Professor John Brewer’s article (Peace Journalism does not mean sacrificing the truth, March 18) is prone to platitude and poorly-reasoned.
He attempts to explain what he means by “peace journalism” and refers in passing to “positive journalism”.
I would have thought that journalism in a democracy is eclectic and wide-ranging.
He says that peace journalism is “about balancing the politics of fear, with the politics of hope”. He could help us by defining what he means by “politics”.
One wonders what the professor’s views would be on “romantic journalism” (I fell in love with a raven-haired Canarian beauty on La Gomera or Bridget, the belle of Ballymurphy, just blew me away).

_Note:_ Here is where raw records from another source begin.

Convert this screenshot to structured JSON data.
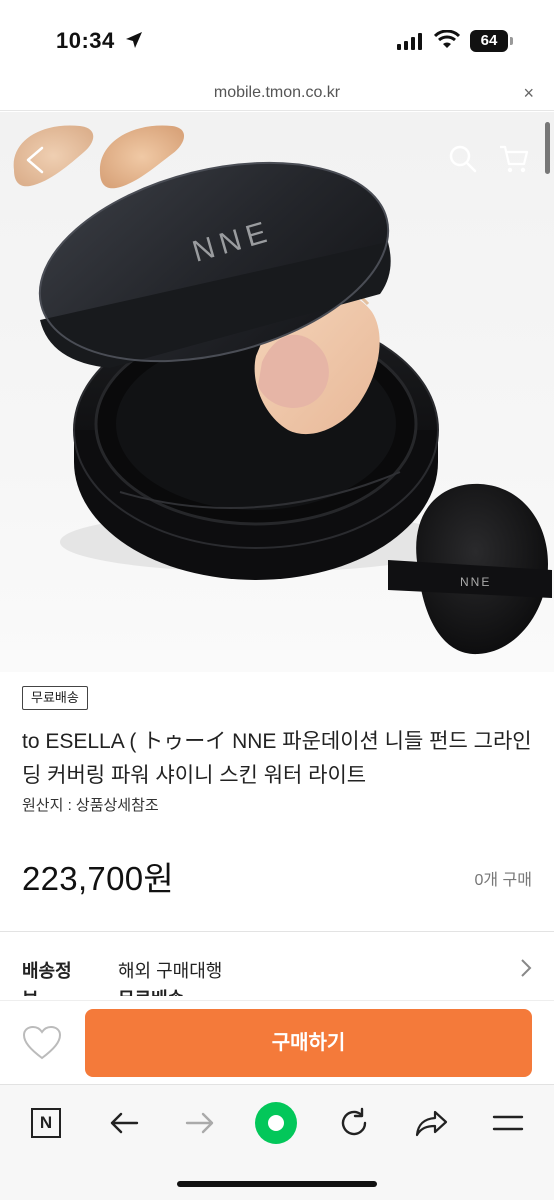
{
  "status": {
    "time": "10:34",
    "battery": "64"
  },
  "browser": {
    "url": "mobile.tmon.co.kr",
    "close_glyph": "×"
  },
  "hero": {
    "icons": [
      "back-arrow-icon",
      "search-icon",
      "cart-icon"
    ],
    "product_lid_text": "NNE",
    "puff_text": "NNE"
  },
  "product": {
    "badge": "무료배송",
    "title": "to ESELLA ( トゥーイ NNE 파운데이션 니들 펀드 그라인딩 커버링 파워 샤이니 스킨 워터 라이트",
    "origin": "원산지 : 상품상세참조",
    "price": "223,700원",
    "sales": "0개 구매"
  },
  "shipping": {
    "label": "배송정",
    "label_cut": "보",
    "value": "해외 구매대행",
    "value_cut": "무료배송"
  },
  "purchase": {
    "buy_label": "구매하기",
    "accent": "#f47a3a"
  },
  "toolbar": {
    "items": [
      "naver-icon",
      "back-icon",
      "forward-icon",
      "green-home-icon",
      "refresh-icon",
      "share-icon",
      "menu-icon"
    ],
    "naver_glyph": "N",
    "green": "#03c75a"
  }
}
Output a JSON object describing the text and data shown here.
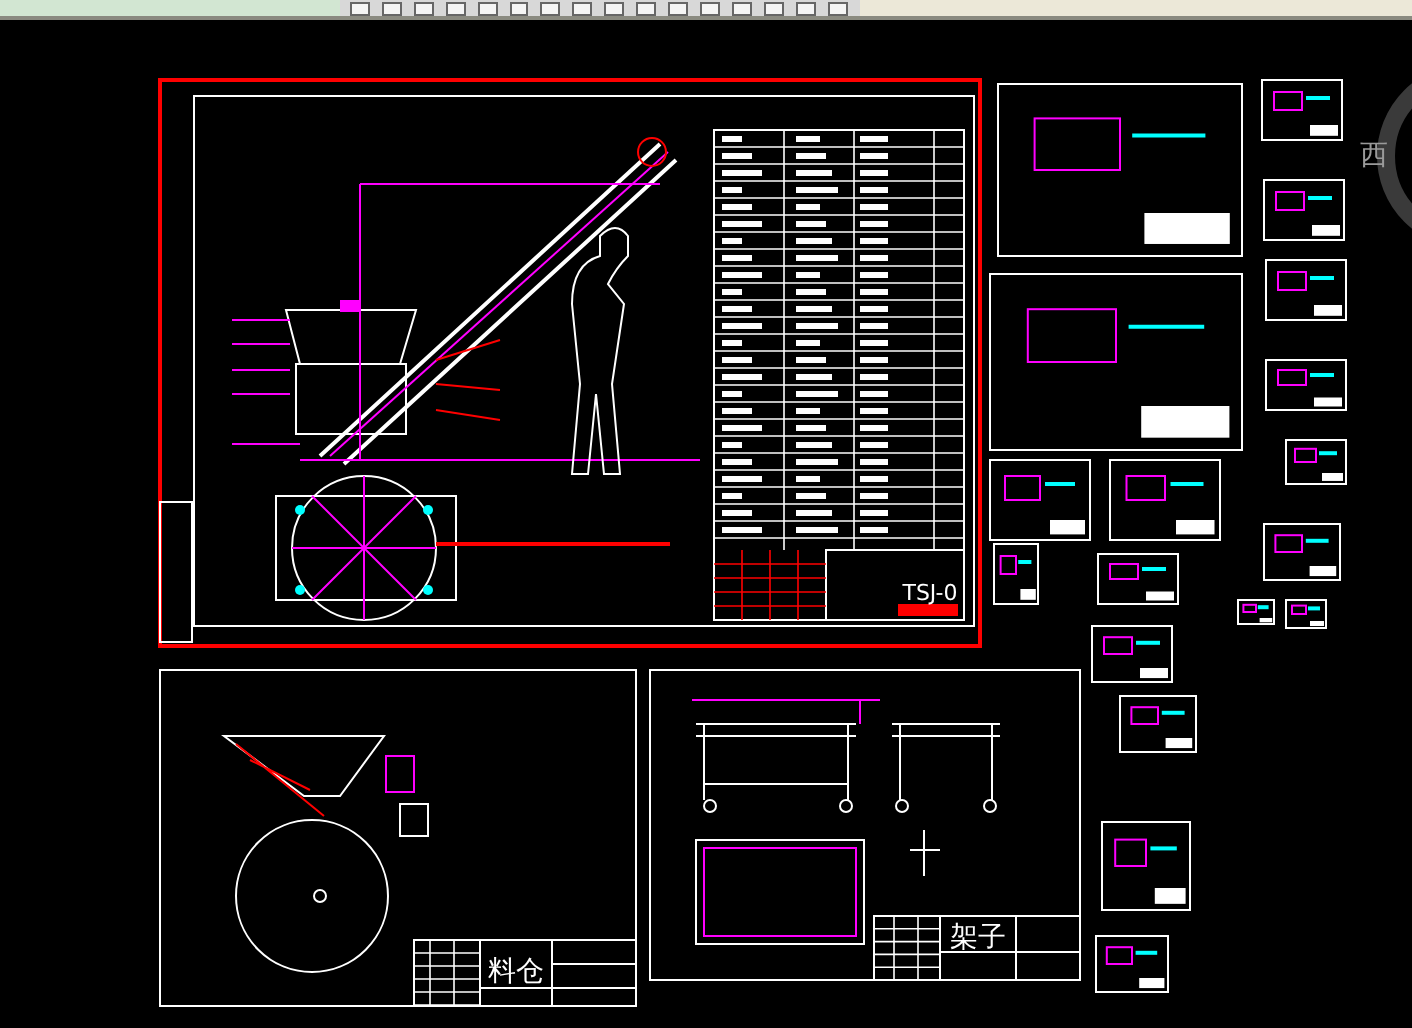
{
  "drawings": [
    {
      "kind": "assembly",
      "title": "TSJ-0"
    },
    {
      "kind": "hopper",
      "title": "料仓"
    },
    {
      "kind": "frame",
      "title": "架子"
    }
  ],
  "compass": {
    "direction": "西"
  }
}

And then one could have “sociological journalism” (Does Gerry Adams’ concept of truth have totemistic, teleological traits for asymmetric dysfunctionalism in the Tutsi of Rwanda?)
Sinn Fein President Des Dalton has said on the murder of Prison Officer Adrian Ismay: “The issues that caused our conflict have not been addressed.”
The drive for the utopia of an undefined unitary Irish state is a secular ideology corrupted by the threat (latent and overt) of violence.
I would much prefer the wisdom of outstanding journalist and broadcaster Clive James (sadly suffering from terminal illness) when he wrote: “The driving force of any ideology stands revealed: it can’t be coherent without being intolerant.”
The ”shared future” nonsense is a concept manufactured by soiled and stained propagandists (eg. Tony Blair) but perhaps to my jaundiced eye I could seek solace in sociological outpourings of peace journalists drunk on syntax, inebriated with words and bereft of wisdom.
George McNally, Londonderry